**AIM OF THE TASK**
Looking at the entries, how many lines hold the word "from"? State the number by itself.

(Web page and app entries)

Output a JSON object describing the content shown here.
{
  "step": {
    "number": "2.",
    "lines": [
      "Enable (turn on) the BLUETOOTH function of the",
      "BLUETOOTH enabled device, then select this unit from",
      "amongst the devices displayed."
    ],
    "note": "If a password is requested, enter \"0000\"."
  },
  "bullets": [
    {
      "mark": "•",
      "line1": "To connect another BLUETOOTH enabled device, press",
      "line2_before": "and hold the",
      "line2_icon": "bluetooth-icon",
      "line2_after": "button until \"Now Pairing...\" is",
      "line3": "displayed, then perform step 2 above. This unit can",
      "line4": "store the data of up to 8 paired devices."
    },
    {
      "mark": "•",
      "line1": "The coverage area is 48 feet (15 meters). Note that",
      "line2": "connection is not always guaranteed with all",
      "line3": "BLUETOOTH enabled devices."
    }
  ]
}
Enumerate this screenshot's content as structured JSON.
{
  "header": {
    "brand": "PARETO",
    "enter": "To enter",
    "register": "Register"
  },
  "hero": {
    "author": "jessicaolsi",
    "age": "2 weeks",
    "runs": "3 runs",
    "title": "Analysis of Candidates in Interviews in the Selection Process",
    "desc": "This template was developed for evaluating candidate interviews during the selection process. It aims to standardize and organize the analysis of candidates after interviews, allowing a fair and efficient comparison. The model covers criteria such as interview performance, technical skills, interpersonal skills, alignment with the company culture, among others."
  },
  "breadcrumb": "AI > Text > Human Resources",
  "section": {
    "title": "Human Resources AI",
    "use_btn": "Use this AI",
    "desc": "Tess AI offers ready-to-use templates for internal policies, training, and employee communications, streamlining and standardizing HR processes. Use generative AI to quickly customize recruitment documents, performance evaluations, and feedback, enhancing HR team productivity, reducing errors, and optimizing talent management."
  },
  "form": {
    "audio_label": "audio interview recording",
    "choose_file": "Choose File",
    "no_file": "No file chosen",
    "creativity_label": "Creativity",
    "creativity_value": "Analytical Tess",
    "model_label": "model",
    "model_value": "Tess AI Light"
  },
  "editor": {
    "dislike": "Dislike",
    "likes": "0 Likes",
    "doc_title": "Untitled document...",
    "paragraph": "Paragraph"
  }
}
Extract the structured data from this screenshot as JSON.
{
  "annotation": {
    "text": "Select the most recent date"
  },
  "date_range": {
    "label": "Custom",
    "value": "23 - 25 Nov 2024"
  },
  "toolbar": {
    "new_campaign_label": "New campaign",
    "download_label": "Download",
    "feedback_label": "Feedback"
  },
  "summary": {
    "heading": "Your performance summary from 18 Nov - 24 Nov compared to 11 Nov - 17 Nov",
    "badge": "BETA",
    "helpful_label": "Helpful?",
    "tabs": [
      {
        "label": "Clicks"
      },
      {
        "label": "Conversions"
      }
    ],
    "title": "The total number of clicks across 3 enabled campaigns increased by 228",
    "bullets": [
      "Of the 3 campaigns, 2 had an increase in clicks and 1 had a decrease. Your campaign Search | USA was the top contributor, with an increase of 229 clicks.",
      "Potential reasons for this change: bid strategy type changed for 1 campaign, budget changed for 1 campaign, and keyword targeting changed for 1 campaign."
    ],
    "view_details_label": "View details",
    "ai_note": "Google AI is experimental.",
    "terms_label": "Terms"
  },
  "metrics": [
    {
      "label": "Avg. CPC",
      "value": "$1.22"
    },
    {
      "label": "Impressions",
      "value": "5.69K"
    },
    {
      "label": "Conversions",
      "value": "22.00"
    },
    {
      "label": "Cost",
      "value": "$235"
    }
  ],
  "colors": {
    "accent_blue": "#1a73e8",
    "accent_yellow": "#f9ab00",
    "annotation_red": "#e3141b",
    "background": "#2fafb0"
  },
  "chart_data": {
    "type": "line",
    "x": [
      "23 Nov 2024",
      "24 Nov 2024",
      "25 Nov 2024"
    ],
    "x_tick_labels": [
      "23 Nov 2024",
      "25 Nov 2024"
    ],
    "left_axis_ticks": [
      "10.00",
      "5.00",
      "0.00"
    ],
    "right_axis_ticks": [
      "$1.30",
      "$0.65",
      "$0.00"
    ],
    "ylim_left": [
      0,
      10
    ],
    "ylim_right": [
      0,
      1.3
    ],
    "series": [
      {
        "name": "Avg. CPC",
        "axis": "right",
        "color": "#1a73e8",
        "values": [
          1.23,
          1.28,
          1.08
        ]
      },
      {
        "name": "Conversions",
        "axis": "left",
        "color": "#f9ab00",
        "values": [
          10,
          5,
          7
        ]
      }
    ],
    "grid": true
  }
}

**SOLUTION FOR THIS PROBLEM**
3